It took all the self-control I could muster to contain myself. If my husband hadn’t been there, insisting that I hold my tongue, I would’ve unloaded uninvited counsel. He and I were spending a day together just kicking around at antique shops and flea markets. It was one of those rare laid-back days where you hit the road without an agenda and see where you end up. We were just enjoying being together.
We were at our first stop, rummaging through a stack of old books when I heard it—the loud obnoxious bellowing of a no-joy mom. She had an irritating, high volume, with an enormous amount of verbiage continually streaming and it filled the entire store.
Angry words the whole time. Non-stop. I’m not kidding.
“No! Don’t touch that! No, you aren’t allowed to play with play-dough it’s too messy! No! No! Do you want me to take you to the bathroom and straighten you out?

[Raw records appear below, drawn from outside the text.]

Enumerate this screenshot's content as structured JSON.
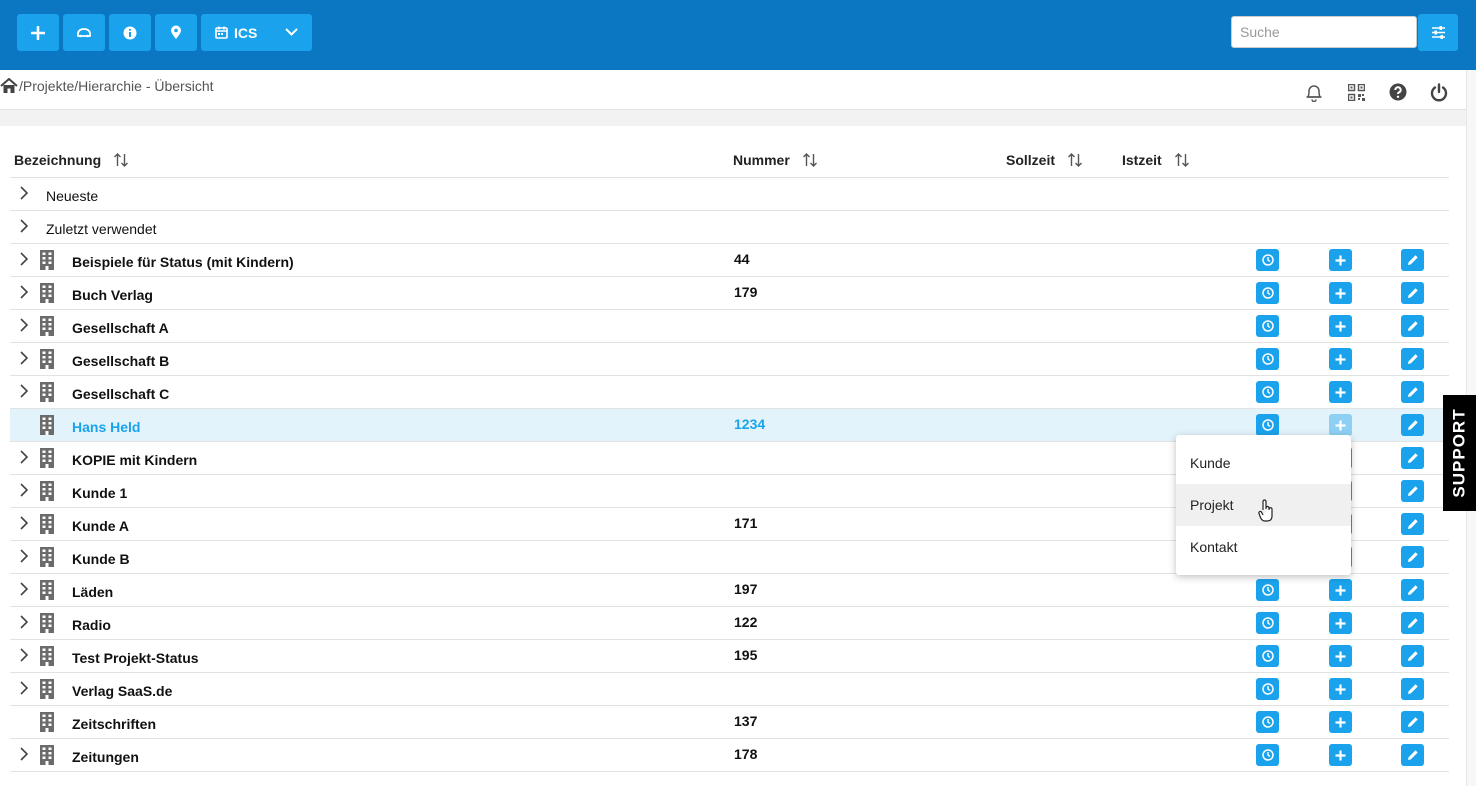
{
  "topbar": {
    "buttons": [
      {
        "name": "add-button",
        "icon": "plus-icon"
      },
      {
        "name": "vehicle-button",
        "icon": "car-icon"
      },
      {
        "name": "info-button",
        "icon": "info-icon"
      },
      {
        "name": "location-button",
        "icon": "map-pin-icon"
      }
    ],
    "ics_label": "ICS",
    "search_placeholder": "Suche",
    "accent_color": "#1aa3ec",
    "bar_color": "#0b77c2"
  },
  "breadcrumb": "/Projekte/Hierarchie - Übersicht",
  "header_icons": [
    "bell-icon",
    "qr-code-icon",
    "help-icon",
    "power-icon"
  ],
  "table": {
    "columns": {
      "bezeichnung": "Bezeichnung",
      "nummer": "Nummer",
      "sollzeit": "Sollzeit",
      "istzeit": "Istzeit"
    },
    "rows": [
      {
        "name": "Neueste",
        "number": "",
        "kind": "group",
        "expandable": true
      },
      {
        "name": "Zuletzt verwendet",
        "number": "",
        "kind": "group",
        "expandable": true
      },
      {
        "name": "Beispiele für Status (mit Kindern)",
        "number": "44",
        "kind": "item",
        "expandable": true
      },
      {
        "name": "Buch Verlag",
        "number": "179",
        "kind": "item",
        "expandable": true
      },
      {
        "name": "Gesellschaft A",
        "number": "",
        "kind": "item",
        "expandable": true
      },
      {
        "name": "Gesellschaft B",
        "number": "",
        "kind": "item",
        "expandable": true
      },
      {
        "name": "Gesellschaft C",
        "number": "",
        "kind": "item",
        "expandable": true
      },
      {
        "name": "Hans Held",
        "number": "1234",
        "kind": "item",
        "expandable": false,
        "highlighted": true
      },
      {
        "name": "KOPIE mit Kindern",
        "number": "",
        "kind": "item",
        "expandable": true
      },
      {
        "name": "Kunde 1",
        "number": "",
        "kind": "item",
        "expandable": true
      },
      {
        "name": "Kunde A",
        "number": "171",
        "kind": "item",
        "expandable": true
      },
      {
        "name": "Kunde B",
        "number": "",
        "kind": "item",
        "expandable": true
      },
      {
        "name": "Läden",
        "number": "197",
        "kind": "item",
        "expandable": true
      },
      {
        "name": "Radio",
        "number": "122",
        "kind": "item",
        "expandable": true
      },
      {
        "name": "Test Projekt-Status",
        "number": "195",
        "kind": "item",
        "expandable": true
      },
      {
        "name": "Verlag SaaS.de",
        "number": "",
        "kind": "item",
        "expandable": true
      },
      {
        "name": "Zeitschriften",
        "number": "137",
        "kind": "item",
        "expandable": false
      },
      {
        "name": "Zeitungen",
        "number": "178",
        "kind": "item",
        "expandable": true
      }
    ]
  },
  "dropdown": {
    "items": [
      "Kunde",
      "Projekt",
      "Kontakt"
    ],
    "active_index": 1
  },
  "support_tab": "SUPPORT"
}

No, you can’t pick that up!”
I begged my husband to let me say something. “Please, can I just tell her that he’s only a little guy and boys like to play? Can’t I tell her I’d love to have time with my little guy again but he’s all grown up now? Can’t I ask her why she sounds so mad when she talks to him?”
He never relented. His quiet “No” sounded nothing like hers, but he was firm. I tried to explain to him that if I sounded like that as a young mom, it would’ve been a good thing to get a rebuke. His “No” never wavered and he grabbed my hand to keep me close.
I remember a wise woman once telling me as a young mom to try to say “Yes” (with a smile) to my children more times through the day than “No!” Believe me, I’m all for training your children and I know they need to behave . . . but an over-controlling-no-joy mom will not produce happy-hearted-obedient children.
[box]“A joyful heart is good medicine, but a crushed spirit dries up the bones.” (Proverbs 17:22)[/box]
Every mom has a bad day now and then, but I want to challenge you to consider whether your children would describe you as a no-joy mom or would they say you’re the mom who laughs most and loves best. That doesn’t mean you let them do whatever they want, but you find creative ways to fill your day with plenty of “yeses” and you remember that play-dough was made for kids.
And just for the record no-joy mom—I’d love to clean up your little guy’s play-dough mess if you’d bring him by our house for the day. We miss our little guy’s messes.